Honestly? (I’m speaking generally, here. There is no way I can speak for all black people.) Black people are tired of sacrificing things. We feel as if we’ve given enough, thank you very much. We are perfectly content to wait for white people to step across the line and make the first move toward reconciliation. As we see it, it’s long overdue. So, it makes me squirm to say we need to do it, anyway. We need to take a deep breath and go to the conferences and the retreats and the churches where we are most likely going to be the only person of color in the room. And, when we go there, we need to say, with grace, “Hey, how come I’m the only one here?”
White people, you need to go there, too. If I look at your blog roll or your list of retreat speakers or your list of keynotes at your conference and I see maybe one or two people of color in a sea of white faces, it makes me wonder, “They don’t know any black people? Do they even want me there?” Then, when you do invite us, it needs to be more than just trying to make the web site more colorful. It needs to be based on a real or desired relationship.
And we all know relationships are messy. Good Lord, we do know that!
“So what about you, Deidra?” I can hear you asking. “Your retreat was mostly white people. And the people who comment here are mostly white. So, what about that?” I ask those very same questions. Believe me. And if I ever get the courage to write that other post, I’ll share some more about that. The best way I can put it here, without having to muster up too much courage, is to say I believe this is my calling. I believe God has given me a unique set of life experiences which have shaped my world view and compel me to invite people into this conversation. And, for some strange reason, God has given me a little bit of credibility among some white people. That is no small task, let me tell you, and to me, it is clearly something God did.
It probably ruffles a few feathers. I get that. Maybe I’ll write that other post someday.
Here in America, we are inundated with choices. We can pretty much have whatever we want, and we can withhold stuff, too. I’m not trying to be political. I’m just telling you what I know. What if there were only one church in your town or your city? What if church was outlawed in America? Then what? How, exactly, would that play out here in the land of the free and home of the brave? What if entertaining the thought of having two or three people get together to read the bible might result in imprisonment, torture, or death? Then what? Would I be looking for two or three black people to worship with, or would I simply be looking for someone — anyone — who had the Words of Life to share?
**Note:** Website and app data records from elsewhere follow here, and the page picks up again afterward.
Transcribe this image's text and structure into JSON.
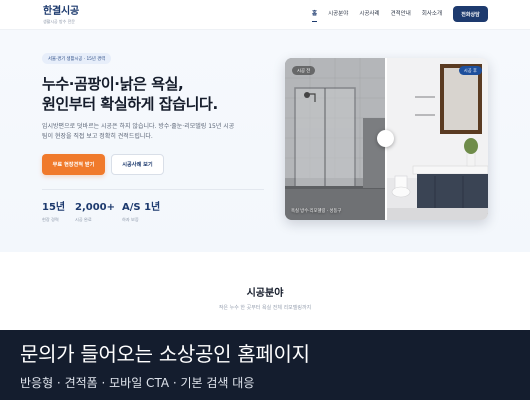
{
  "header": {
    "logo": "한결시공",
    "logo_sub": "생활시공 방수 전문",
    "nav": [
      "홈",
      "시공분야",
      "시공사례",
      "견적안내",
      "회사소개"
    ],
    "cta": "전화상담"
  },
  "hero": {
    "badge": "서울·경기 생활시공 · 15년 경력",
    "title_line1": "누수·곰팡이·낡은 욕실,",
    "title_line2": "원인부터 확실하게 잡습니다.",
    "desc_line1": "임시방편으로 덧바르는 시공은 하지 않습니다. 방수·줄눈·리모델링 15년 시공",
    "desc_line2": "팀이 현장을 직접 보고 정확히 견적드립니다.",
    "primary_button": "무료 현장견적 받기",
    "secondary_button": "시공사례 보기",
    "stats": [
      {
        "value": "15년",
        "label": "현장 경력"
      },
      {
        "value": "2,000+",
        "label": "시공 완료"
      },
      {
        "value": "A/S 1년",
        "label": "하자 보증"
      }
    ],
    "compare": {
      "before_tag": "시공 전",
      "after_tag": "시공 후",
      "caption": "욕실 방수·리모델링 · 성동구"
    }
  },
  "section": {
    "title": "시공분야",
    "subtitle": "작은 누수 한 곳부터 욕실 전체 리모델링까지"
  },
  "banner": {
    "title": "문의가 들어오는 소상공인 홈페이지",
    "subtitle": "반응형 · 견적폼 · 모바일 CTA · 기본 검색 대응"
  },
  "colors": {
    "brand": "#1d3a6e",
    "accent": "#f07a2c",
    "banner_bg": "#141d2e"
  }
}
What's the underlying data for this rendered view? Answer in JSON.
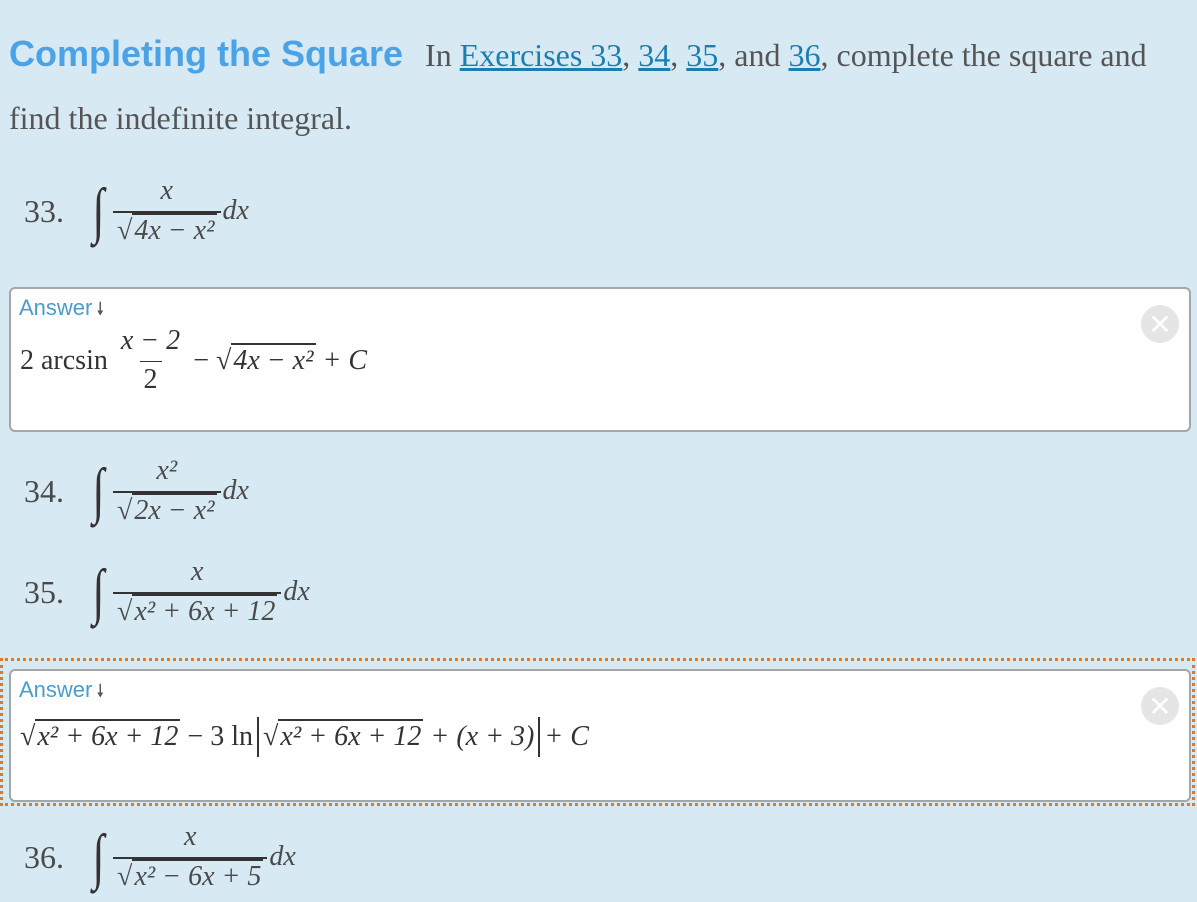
{
  "intro": {
    "heading": "Completing the Square",
    "text_in": "In",
    "links": [
      "Exercises 33",
      "34",
      "35",
      "36"
    ],
    "sep1": ",",
    "sep2": ",",
    "sep3": ", and",
    "text_after": ", complete the square and find the indefinite integral."
  },
  "exercises": [
    {
      "number": "33.",
      "numerator": "x",
      "denominator_radicand": "4x − x²",
      "differential": "dx"
    },
    {
      "number": "34.",
      "numerator": "x²",
      "denominator_radicand": "2x − x²",
      "differential": "dx"
    },
    {
      "number": "35.",
      "numerator": "x",
      "denominator_radicand": "x² + 6x + 12",
      "differential": "dx"
    },
    {
      "number": "36.",
      "numerator": "x",
      "denominator_radicand": "x² − 6x + 5",
      "differential": "dx"
    }
  ],
  "answers": [
    {
      "label": "Answer",
      "arrow_icon": "arrow-down-icon",
      "parts": {
        "coef": "2 arcsin",
        "frac_num": "x − 2",
        "frac_den": "2",
        "minus": "−",
        "radicand": "4x − x²",
        "tail": "+ C"
      }
    },
    {
      "label": "Answer",
      "arrow_icon": "arrow-down-icon",
      "parts": {
        "radicand1": "x² + 6x + 12",
        "mid": "− 3 ln",
        "radicand2": "x² + 6x + 12",
        "inner_tail": "+ (x + 3)",
        "tail": "+ C"
      }
    }
  ],
  "close_icon_glyph": "✕",
  "radical_glyph": "√",
  "integral_glyph": "∫",
  "arrow_glyph": "🠗"
}
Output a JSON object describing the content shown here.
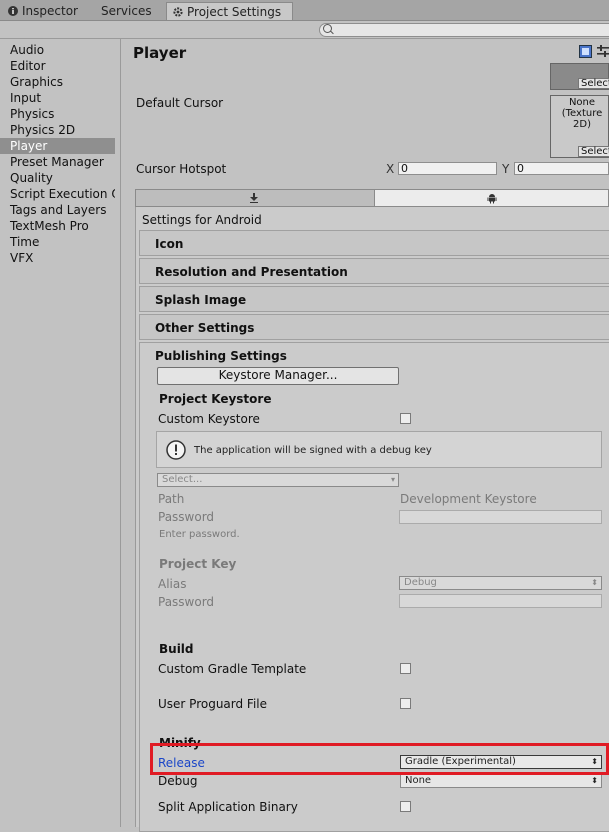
{
  "tabs": [
    {
      "label": "Inspector",
      "icon": "info-icon"
    },
    {
      "label": "Services"
    },
    {
      "label": "Project Settings",
      "icon": "gear-icon",
      "active": true
    }
  ],
  "sidebar": {
    "items": [
      {
        "label": "Audio"
      },
      {
        "label": "Editor"
      },
      {
        "label": "Graphics"
      },
      {
        "label": "Input"
      },
      {
        "label": "Physics"
      },
      {
        "label": "Physics 2D"
      },
      {
        "label": "Player",
        "selected": true
      },
      {
        "label": "Preset Manager"
      },
      {
        "label": "Quality"
      },
      {
        "label": "Script Execution O"
      },
      {
        "label": "Tags and Layers"
      },
      {
        "label": "TextMesh Pro"
      },
      {
        "label": "Time"
      },
      {
        "label": "VFX"
      }
    ]
  },
  "main": {
    "title": "Player",
    "default_cursor_label": "Default Cursor",
    "select_label": "Select",
    "cursor_texture": "None\n(Texture\n2D)",
    "cursor_hotspot_label": "Cursor Hotspot",
    "hotspot_x_label": "X",
    "hotspot_x": "0",
    "hotspot_y_label": "Y",
    "hotspot_y": "0",
    "settings_for": "Settings for Android",
    "sections": {
      "icon": "Icon",
      "resolution": "Resolution and Presentation",
      "splash": "Splash Image",
      "other": "Other Settings",
      "publishing": "Publishing Settings"
    },
    "keystore_manager_button": "Keystore Manager...",
    "project_keystore": "Project Keystore",
    "custom_keystore": "Custom Keystore",
    "debug_key_message": "The application will be signed with a debug key",
    "keystore_select": "Select...",
    "path_label": "Path",
    "path_value": "Development Keystore",
    "password_label": "Password",
    "enter_password": "Enter password.",
    "project_key": "Project Key",
    "alias_label": "Alias",
    "alias_value": "Debug",
    "key_password_label": "Password",
    "build": "Build",
    "custom_gradle": "Custom Gradle Template",
    "user_proguard": "User Proguard File",
    "minify": "Minify",
    "release_label": "Release",
    "release_value": "Gradle (Experimental)",
    "debug_label": "Debug",
    "debug_value": "None",
    "split_binary": "Split Application Binary"
  },
  "colors": {
    "highlight": "#e01b24",
    "release_text": "#1a46c8"
  }
}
“But that’s not how it is, here,” you say. And so I have to ask, how is it here? What are we doing? When we hold so tightly to the way we like things to be, what in the world are we doing?